The heart of our environmental safety: air and effluent emission permit compliance

By working with local and federal government agencies tasked with protecting the environmental needs of our area – the Washington State Department of Ecology (DOE) and the Environmental Protection Agency – we can do our part to look after the environment, an economic driver in the community we share.

As part of that stewardship, Cosmo Specialty Fibers operates under a strict set of environmental permits issued by the government agencies for air and water impacts, as well as any operational impacts on the land within the mill footprint. These permits are “living documents” (viewable here: http://www.ecy.wa.gov/database.html ) in that they are subject to change at any time as directed by the DOE or EPA, thus ensuring that our local environment and community is always cared for.

There are five important considerations – mandated by the DOE in the development and approval of these permits – that guide the mill’s environmental approach:

  1. Strict air emission and water effluent limits. The mill must be financially sustainable to remain open. To be financially viable, the mill must be globally competitive in terms of product mix, quality and cost. These operational characteristics drive the feedstocks we use, which, in turn, results in certain potential mill effluent and emission levels. These effluent and emission levels cannot leave the mill until they are within strict limits determined as environmentally acceptable by the DOE and EPA. These limits are written into our permits as law, along with the accompanying reporting requirements.
  2. Best Management Practices (BMPs). Another government agency and industry term, BMPs means that we work to adopt best management practices used in other, similar mills in our handling of environmental processes and regulations. Importantly, the Weyerhaeuser legacy resulted in this mill often being officially cited as “best in class” and an example for other mills to look at. Our capital expenditure plan is intended to carry on that legacy.
  3. Renewing, recycling, cleaning. For over 60 years, the mill has been a major recycler of operational feedstocks. Our softwood fiber is a renewable resource, and is PEFC™ certified.
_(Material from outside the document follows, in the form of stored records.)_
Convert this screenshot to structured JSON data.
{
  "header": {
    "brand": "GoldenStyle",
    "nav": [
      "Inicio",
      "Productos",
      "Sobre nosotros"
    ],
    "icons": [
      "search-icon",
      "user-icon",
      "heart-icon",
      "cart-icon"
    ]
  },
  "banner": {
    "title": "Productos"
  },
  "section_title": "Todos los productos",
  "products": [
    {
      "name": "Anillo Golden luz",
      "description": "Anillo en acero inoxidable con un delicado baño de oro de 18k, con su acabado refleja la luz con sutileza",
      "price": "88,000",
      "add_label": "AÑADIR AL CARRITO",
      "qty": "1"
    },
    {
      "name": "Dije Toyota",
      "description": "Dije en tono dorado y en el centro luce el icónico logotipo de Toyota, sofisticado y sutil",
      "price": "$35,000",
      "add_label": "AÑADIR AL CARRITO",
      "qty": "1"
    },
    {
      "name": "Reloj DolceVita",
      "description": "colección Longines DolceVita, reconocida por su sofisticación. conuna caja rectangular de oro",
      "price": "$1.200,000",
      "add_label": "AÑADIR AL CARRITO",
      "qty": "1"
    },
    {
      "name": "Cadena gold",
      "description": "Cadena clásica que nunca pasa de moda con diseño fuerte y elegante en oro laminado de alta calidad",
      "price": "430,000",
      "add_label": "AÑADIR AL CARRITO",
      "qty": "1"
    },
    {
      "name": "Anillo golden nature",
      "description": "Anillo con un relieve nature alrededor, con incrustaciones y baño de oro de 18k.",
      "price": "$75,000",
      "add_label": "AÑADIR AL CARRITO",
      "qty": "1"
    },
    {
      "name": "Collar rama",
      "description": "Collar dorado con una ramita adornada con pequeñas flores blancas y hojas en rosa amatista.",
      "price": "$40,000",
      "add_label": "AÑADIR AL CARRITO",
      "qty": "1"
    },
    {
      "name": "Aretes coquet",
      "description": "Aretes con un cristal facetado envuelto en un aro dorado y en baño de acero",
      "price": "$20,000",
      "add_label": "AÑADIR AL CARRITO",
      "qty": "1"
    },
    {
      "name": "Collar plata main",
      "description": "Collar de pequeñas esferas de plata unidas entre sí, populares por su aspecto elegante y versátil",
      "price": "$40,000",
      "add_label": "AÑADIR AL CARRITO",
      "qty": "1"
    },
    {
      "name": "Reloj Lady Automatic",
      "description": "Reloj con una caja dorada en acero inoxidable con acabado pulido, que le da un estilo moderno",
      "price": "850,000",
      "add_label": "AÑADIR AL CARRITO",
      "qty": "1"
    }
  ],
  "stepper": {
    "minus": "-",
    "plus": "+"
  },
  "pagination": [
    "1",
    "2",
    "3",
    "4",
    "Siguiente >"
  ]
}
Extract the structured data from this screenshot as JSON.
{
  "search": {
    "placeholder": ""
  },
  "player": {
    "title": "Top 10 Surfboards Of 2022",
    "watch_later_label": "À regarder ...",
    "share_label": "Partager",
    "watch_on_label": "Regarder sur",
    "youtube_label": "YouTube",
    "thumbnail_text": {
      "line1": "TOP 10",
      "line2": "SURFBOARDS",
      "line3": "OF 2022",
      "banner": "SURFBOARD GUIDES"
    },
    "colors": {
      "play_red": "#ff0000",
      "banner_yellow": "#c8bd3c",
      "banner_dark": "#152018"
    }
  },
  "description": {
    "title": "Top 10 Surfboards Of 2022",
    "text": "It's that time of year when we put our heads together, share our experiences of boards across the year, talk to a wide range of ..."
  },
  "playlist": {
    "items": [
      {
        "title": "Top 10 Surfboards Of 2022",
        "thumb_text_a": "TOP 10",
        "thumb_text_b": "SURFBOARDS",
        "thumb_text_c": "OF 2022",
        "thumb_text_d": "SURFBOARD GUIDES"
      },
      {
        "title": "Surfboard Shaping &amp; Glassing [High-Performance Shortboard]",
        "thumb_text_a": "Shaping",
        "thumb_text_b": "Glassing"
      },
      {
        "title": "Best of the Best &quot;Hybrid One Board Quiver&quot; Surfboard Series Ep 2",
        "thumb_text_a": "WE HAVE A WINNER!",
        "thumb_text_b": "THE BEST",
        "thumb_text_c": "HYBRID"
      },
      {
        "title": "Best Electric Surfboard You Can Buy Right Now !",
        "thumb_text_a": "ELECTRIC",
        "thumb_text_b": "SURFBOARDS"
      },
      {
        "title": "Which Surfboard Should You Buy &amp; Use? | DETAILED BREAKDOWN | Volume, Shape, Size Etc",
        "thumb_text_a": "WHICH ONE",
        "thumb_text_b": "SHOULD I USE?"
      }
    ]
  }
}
A major part of our energy generation is biomass or “green” energy from the use of bark and other waste material. We reuse a significant volume of our chemicals in the pulping process through our recovery system and as much pulp byproduct waste as possible is dried out and used in energy generation. We then use washing, clarifying, secondary treatment and diffusing on the effluent side, and scrubbers and precipitators on the emissions side.
  4. Legal obligation to report on all mill activities. As part of our legal obligations under our environmental permits, we must consistently and transparently report to the DOE on what effluent or emissions leave the mill. We also must report any episodes where a permit level was exceeded, and what we did about it. And, if we are contemplating any engineering or product changes to our operations that might have an impact on our legal effluent or emission levels, we must report these planned changes to the DOE, before any implementation is approved. Finally, we must have appropriate community relations plans in place to advise the surrounding communities of our activities or issues in a timely manner.
  5. Accountability. We are a human enterprise running complex technology and we recognize the ongoing challenges associated with meeting our public and regulatory environmental obligations. But, because we live here and intend to be here for the long-term, our commitment is to consistently meet those challenges and to keep our surrounding communities informed of our actions in this regard.